Why Barnett From ‘Love Is Blind’ Is Just Like Chandler From ‘Friends’

Love Is Blind has quickly become one of the most talked-about reality shows on television; following in the footsteps of The Circle, Netflix has entered the reality TV space with an agenda — a mission to prove the streaming platform can compete with the likes of ABC’s The Bachelor and the gamut of TLC phenomenons.

Matthew Perry and Courtney Cox as Chandler and Monica in Friends
Matthew Perry and Courteney Cox | David Hume Kennerly/Getty Images

Love Is Blind features a group of individuals — all unrealistically attractive — who dare to enter an engagement without ever laying eyes on one another. Once engaged, they meet for a destination honeymoon in Mexico and then move in together to test their relationship under real-life stressors and uncontrollable environmental factors. While the show takes off as a lovey-dovey exploration, it quickly spirals into a dramafest, which is exactly what all viewers crave.

Spoilers for the first few episodes of ‘Love Is Blind’ below 

As for some of the drama, one guy, Barnett, finds himself in a bit of a love triangle, as he convinces two girls that he is in love with both of them.
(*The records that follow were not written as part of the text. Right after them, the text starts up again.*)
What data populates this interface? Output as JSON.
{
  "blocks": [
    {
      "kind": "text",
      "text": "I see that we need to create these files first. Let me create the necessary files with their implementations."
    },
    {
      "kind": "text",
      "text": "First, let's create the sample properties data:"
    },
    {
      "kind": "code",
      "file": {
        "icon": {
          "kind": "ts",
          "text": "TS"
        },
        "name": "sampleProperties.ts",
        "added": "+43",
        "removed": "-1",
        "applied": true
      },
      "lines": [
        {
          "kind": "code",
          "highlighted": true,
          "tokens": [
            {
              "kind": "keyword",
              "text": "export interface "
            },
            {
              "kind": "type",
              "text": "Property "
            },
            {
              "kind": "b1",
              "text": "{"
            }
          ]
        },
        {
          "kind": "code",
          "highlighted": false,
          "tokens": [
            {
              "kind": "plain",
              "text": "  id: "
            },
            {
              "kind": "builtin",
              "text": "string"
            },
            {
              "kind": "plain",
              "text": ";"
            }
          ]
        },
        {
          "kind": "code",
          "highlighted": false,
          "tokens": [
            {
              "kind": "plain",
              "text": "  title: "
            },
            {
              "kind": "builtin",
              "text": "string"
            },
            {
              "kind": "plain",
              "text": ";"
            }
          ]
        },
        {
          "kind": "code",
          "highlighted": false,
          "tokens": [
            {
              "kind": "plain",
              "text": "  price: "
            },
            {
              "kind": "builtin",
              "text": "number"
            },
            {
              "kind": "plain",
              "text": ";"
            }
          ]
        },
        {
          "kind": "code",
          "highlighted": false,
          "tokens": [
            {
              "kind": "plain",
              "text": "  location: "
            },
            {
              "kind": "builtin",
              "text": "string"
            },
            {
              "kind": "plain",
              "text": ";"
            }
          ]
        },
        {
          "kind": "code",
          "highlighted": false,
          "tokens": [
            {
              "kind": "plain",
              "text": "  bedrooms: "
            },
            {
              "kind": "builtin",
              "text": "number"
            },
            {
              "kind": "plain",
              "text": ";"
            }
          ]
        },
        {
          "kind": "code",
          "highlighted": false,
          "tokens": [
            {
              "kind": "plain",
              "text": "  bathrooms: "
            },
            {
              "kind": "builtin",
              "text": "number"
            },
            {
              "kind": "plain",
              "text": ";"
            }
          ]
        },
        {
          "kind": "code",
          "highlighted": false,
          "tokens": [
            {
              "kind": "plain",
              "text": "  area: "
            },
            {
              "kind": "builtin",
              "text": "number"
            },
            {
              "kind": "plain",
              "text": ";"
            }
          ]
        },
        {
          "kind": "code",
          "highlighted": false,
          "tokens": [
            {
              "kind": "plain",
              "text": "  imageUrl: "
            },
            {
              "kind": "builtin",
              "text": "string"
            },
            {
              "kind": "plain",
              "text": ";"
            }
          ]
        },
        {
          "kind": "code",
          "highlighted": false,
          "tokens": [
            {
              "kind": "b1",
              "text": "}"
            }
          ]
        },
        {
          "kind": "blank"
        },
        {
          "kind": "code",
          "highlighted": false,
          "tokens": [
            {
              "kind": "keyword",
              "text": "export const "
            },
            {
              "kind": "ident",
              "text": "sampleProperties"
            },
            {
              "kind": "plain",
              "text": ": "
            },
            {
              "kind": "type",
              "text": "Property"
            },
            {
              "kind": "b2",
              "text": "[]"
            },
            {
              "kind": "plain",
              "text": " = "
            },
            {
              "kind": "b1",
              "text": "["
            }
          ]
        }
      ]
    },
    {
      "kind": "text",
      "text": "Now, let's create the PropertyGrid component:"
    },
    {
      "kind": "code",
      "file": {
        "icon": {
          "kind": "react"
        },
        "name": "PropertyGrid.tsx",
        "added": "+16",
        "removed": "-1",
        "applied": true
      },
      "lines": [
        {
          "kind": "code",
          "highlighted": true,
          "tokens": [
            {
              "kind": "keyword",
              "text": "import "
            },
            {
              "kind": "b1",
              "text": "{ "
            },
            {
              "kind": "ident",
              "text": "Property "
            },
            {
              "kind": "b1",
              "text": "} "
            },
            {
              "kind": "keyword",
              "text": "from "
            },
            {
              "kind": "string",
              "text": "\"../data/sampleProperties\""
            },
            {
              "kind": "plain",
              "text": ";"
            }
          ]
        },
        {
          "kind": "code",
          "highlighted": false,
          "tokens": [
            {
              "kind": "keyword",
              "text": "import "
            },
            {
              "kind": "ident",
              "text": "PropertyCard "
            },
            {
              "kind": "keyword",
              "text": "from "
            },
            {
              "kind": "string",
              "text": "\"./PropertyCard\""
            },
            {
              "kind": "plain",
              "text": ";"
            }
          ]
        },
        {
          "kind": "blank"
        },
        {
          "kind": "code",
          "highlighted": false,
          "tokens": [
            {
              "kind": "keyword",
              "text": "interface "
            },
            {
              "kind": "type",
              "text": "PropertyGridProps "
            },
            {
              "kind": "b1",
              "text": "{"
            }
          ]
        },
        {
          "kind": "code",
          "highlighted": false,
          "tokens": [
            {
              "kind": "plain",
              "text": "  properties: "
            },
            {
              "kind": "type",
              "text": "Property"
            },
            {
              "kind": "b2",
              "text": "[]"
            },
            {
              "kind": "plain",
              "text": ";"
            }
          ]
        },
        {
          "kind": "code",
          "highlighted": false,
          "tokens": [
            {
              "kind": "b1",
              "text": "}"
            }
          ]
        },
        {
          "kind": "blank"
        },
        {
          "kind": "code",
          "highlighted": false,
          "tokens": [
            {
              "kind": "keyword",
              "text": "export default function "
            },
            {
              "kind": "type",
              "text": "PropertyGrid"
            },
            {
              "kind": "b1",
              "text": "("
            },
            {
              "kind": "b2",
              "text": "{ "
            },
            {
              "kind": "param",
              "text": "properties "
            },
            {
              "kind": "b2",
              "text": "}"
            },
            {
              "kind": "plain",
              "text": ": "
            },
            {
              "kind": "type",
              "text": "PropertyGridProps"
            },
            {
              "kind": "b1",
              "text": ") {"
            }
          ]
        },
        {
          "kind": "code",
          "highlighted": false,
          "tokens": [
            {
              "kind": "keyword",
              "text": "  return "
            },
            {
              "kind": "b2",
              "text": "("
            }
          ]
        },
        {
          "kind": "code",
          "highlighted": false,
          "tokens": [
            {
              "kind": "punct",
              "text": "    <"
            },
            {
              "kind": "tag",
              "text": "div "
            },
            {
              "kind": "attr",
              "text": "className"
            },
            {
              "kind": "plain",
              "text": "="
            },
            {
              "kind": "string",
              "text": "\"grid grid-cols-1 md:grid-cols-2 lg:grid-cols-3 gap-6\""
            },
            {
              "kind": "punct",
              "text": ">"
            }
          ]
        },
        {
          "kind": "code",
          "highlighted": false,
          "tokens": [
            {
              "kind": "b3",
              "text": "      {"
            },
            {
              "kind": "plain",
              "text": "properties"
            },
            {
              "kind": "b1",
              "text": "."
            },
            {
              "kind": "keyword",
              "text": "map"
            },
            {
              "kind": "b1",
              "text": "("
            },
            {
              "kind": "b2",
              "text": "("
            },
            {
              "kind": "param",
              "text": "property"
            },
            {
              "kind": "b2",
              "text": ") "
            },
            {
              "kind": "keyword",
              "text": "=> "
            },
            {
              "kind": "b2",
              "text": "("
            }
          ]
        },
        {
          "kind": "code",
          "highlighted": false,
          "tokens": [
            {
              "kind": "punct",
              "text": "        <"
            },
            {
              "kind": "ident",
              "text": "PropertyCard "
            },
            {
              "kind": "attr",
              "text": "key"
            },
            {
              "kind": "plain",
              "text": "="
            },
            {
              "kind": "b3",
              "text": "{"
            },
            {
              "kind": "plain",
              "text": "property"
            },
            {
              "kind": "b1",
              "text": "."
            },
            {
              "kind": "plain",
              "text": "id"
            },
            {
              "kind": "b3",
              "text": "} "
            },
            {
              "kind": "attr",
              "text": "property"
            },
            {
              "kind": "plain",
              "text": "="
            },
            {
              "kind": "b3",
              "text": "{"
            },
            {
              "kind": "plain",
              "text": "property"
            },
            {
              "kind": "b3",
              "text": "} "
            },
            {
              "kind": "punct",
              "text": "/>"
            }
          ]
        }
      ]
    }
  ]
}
Then, must detract his words for one, while following his heart and vying for the other. While on the surface, this fact may make Barnett seem like a Joey — the lady’s man on Friends with a knack for romancing woman — Barnett is a lot more like Chandler (for a few obvious reasons).

What Barnett from ‘Love is Blind’ and Chandler from ‘Friends’ have in common  

First off, Barnett is a jokester; he always has a sly comment up his sleeve, and a cheesy (often inappropriate) joke tucked in his pocket. And, for a family-friendly show, Chandler pushed the envelope as much as possible when it came to his humor style on Friends. 

Both the real-life Barnett and the character Chandler rely on their funny bones in social situations. They rely on their sense of humor to foster sympathy and build connections. Rather than delving information about their inner lives — turmoil, stressors, family drama, and more — they resort to humor as a means of escape, as a way to clear the air of any tension that may be lingering. They use humor to draw people in, as opposed to sincerity or sobriety (two traits often intimately tied to the depth of a connection).

Barnett seems uncomfortable with emotions like Chandler 

Chandler in Friends made fart noises during sincere embraces; remember when Jennifer Aniston’s Rachel Green was getting ready to leave for Paris, and Chandler couldn’t hug her without turning it into a “fart hug?” 

Barnett seems equally uncomfortable with this depth of emotion; he seems equally uncomfortable with ultra tense moments. Thus, he often cracks a joke to put a smile on everyone’s face — changing the overall tone in a situation from one of pensive reflection to one of casual conversation. 

The question is: Can Barnett grow? Can he become like Chandler towards the end of Friends — the funny man who (sort of) knew when to let a moment boil, as he entered a successful relationship with Monica? Or, is Barnett destined to use humor forever — to dodge more difficult subject matters?